Language: Heavy. Virtually all the bad language comes from Tyler and includes the following: f-word (1), sh** (2), hell (2), bit** (2), as* (1), as*h*** (1), skanks (2), ho (2), b**bs (1), douche (1), cr*p (1), and he used his middle finger once as an obscene gesture. The Lord’s name is taken in vain: g*d-d*mn (1), oh g*d (1), and Jesus (1).
Sex/Nudity: Moderate to heavy. The mom is on a cruise with her boyfriend during the kids’ visit, and since they use Skype (video conferencing) men and women are seen in normal poolside attire. The only nudity comes from Nana, during two totally unnecessary scenes. Once she is viewed crawling out from under the house after playing “extreme” hide-and-seek, and her right butt cheek is shown, and once at night when we see her full naked backside, while she is manically scratching a wall.

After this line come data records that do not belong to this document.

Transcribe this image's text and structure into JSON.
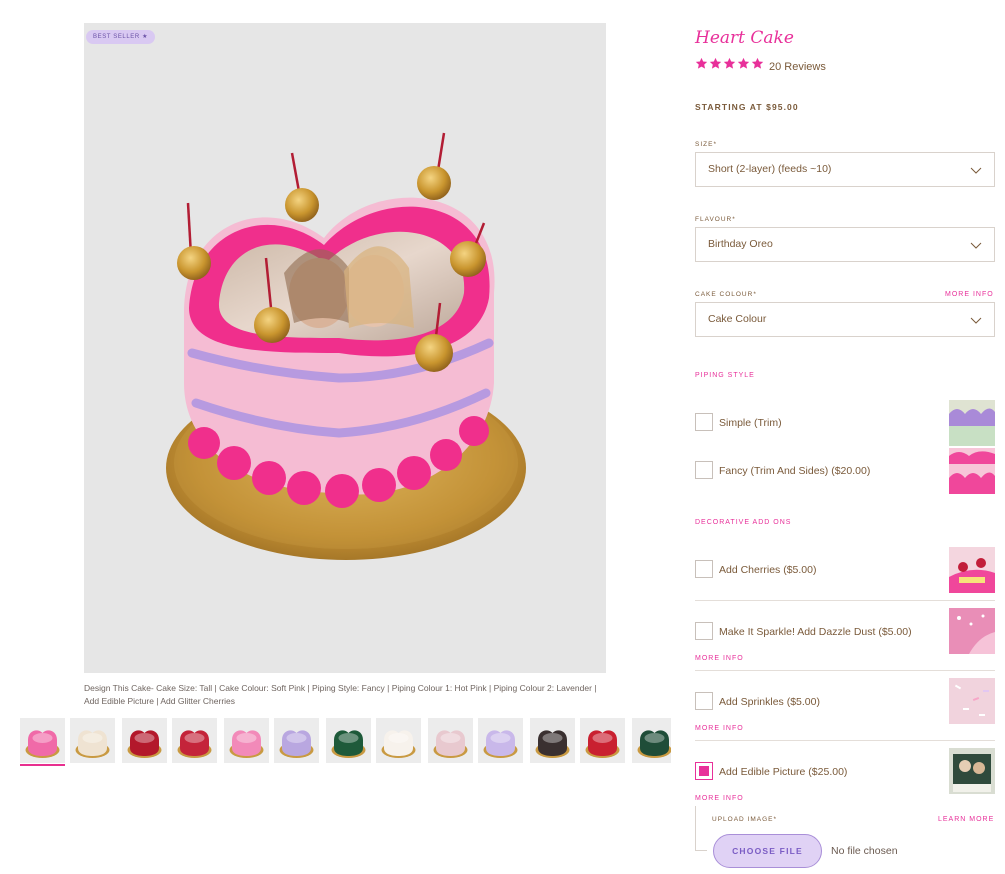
{
  "gallery": {
    "badge": "BEST SELLER ★",
    "caption": "Design This Cake- Cake Size: Tall | Cake Colour: Soft Pink | Piping Style: Fancy | Piping Colour 1: Hot Pink | Piping Colour 2: Lavender | Add Edible Picture | Add Glitter Cherries",
    "thumbnails": [
      {
        "name": "thumb-pink-heart-cake",
        "tone": "#f06aa8"
      },
      {
        "name": "thumb-cream-cake",
        "tone": "#efe3d2"
      },
      {
        "name": "thumb-red-cake",
        "tone": "#b3182b"
      },
      {
        "name": "thumb-red-heart-cake",
        "tone": "#c4243a"
      },
      {
        "name": "thumb-pink-cake",
        "tone": "#f28ab9"
      },
      {
        "name": "thumb-lavender-cake",
        "tone": "#b9a7e0"
      },
      {
        "name": "thumb-green-cake",
        "tone": "#1e5a3a"
      },
      {
        "name": "thumb-colour-swatches",
        "tone": "#f7f2ec"
      },
      {
        "name": "thumb-mint-pink-cake",
        "tone": "#e8c9cf"
      },
      {
        "name": "thumb-purple-white-cake",
        "tone": "#c9b8ea"
      },
      {
        "name": "thumb-black-white-cake",
        "tone": "#3a3030"
      },
      {
        "name": "thumb-red-cherry-cake",
        "tone": "#c92030"
      },
      {
        "name": "thumb-dark-green-cake",
        "tone": "#1f4d38"
      }
    ]
  },
  "product": {
    "title": "Heart Cake",
    "rating": 5,
    "reviews": "20 Reviews",
    "price": "STARTING AT $95.00",
    "accent": "#e8309a"
  },
  "form": {
    "size": {
      "label": "SIZE*",
      "value": "Short (2-layer) (feeds ~10)"
    },
    "flavour": {
      "label": "FLAVOUR*",
      "value": "Birthday Oreo"
    },
    "colour": {
      "label": "CAKE COLOUR*",
      "value": "Cake Colour",
      "more": "MORE INFO"
    },
    "piping": {
      "title": "PIPING STYLE",
      "options": [
        {
          "label": "Simple (Trim)",
          "checked": false
        },
        {
          "label": "Fancy (Trim And Sides) ($20.00)",
          "checked": false
        }
      ]
    },
    "addons": {
      "title": "DECORATIVE ADD ONS",
      "options": [
        {
          "label": "Add Cherries ($5.00)",
          "checked": false,
          "more": ""
        },
        {
          "label": "Make It Sparkle! Add Dazzle Dust ($5.00)",
          "checked": false,
          "more": "MORE INFO"
        },
        {
          "label": "Add Sprinkles ($5.00)",
          "checked": false,
          "more": "MORE INFO"
        },
        {
          "label": "Add Edible Picture ($25.00)",
          "checked": true,
          "more": "MORE INFO"
        }
      ]
    },
    "upload": {
      "label": "UPLOAD IMAGE*",
      "learn": "LEARN MORE",
      "button": "CHOOSE FILE",
      "status": "No file chosen"
    }
  }
}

“The Visit” notably managed to touch on a few themes of importance that deserve to be mentioned.
Broken spirit: Often unexamined, the affects an abandoning father has on his kids are apparent during “The Visit.” In Tyler’s case, he has become a germaphobe, while Becca has serious self-esteem problems. A father’s primary ministry is to his wife and children, and if he is not there, brokenness is invited. Fortunately, if we seek Him, we often find God in the midst of our trials, and He truly can heal all things.
“He heals the brokenhearted and binds up their wounds.” —Psalm 147:3
Tyler and Becca both love their mom and, except for some minor kidding early on, the kids have nothing but love and respect for her, which makes for a refreshingly different and unusual familial portrayal—behavior that God promises to bless.
“Children, obey your parents in the Lord, for this is right. ‘Honor your father and mother,’ which is the first commandment with promise: ‘that it may be well with you and you may live long on the Earth’.” —Ephesians 6:1-3
Forgiveness: Becca’s real purpose for the documentary is to heal the wounds that have kept her mom and her grandparents separated all these years. The Bible tells us that this is what God wishes all of us would do for each other.
“For God did not appoint us to wrath, but to obtain salvation through our Lord Jesus Christ, who died for us, that whether we wake or sleep, we should live together with Him. Therefore comfort each other and edify one another, just as you also are doing.” —1 Thessalonians 5:9-11
Grace: The mom had left her parents on very bad terms, but makes an incredibly profound statement when she admits to Becca that going to her parents seeking forgiveness on her behalf wasn’t necessary because, “It was there whenever I wanted it.” Not so different from the choice we all should make to seek God’s mercy, and it will be given, just as The Word tells us.
“The Visit” has a well thought out script, along with believable, well acted performances by newcomers DeJonge and Oxenbould, as well as Dunagan in the role of the nightmare grandmother. Suspense and mood rule the day until the final chapter, when Director M. Night Shyamalan takes it fully into all too familiar horror film territory. A redemptive and emotional close, not nearly to the level of Shyamalan’s “The Sixth Sense,” it is a low key film for this genre with the disturbing storyline and visuals making this an adults only picture, while its dark, demonic overtones make “The Visit” a trip Christians should not be taking.
Violence: Heavy / Profanity: Heavy / Sex/Nudity: Moderate to heavy
See list of Relevant Issues—questions-and-answers.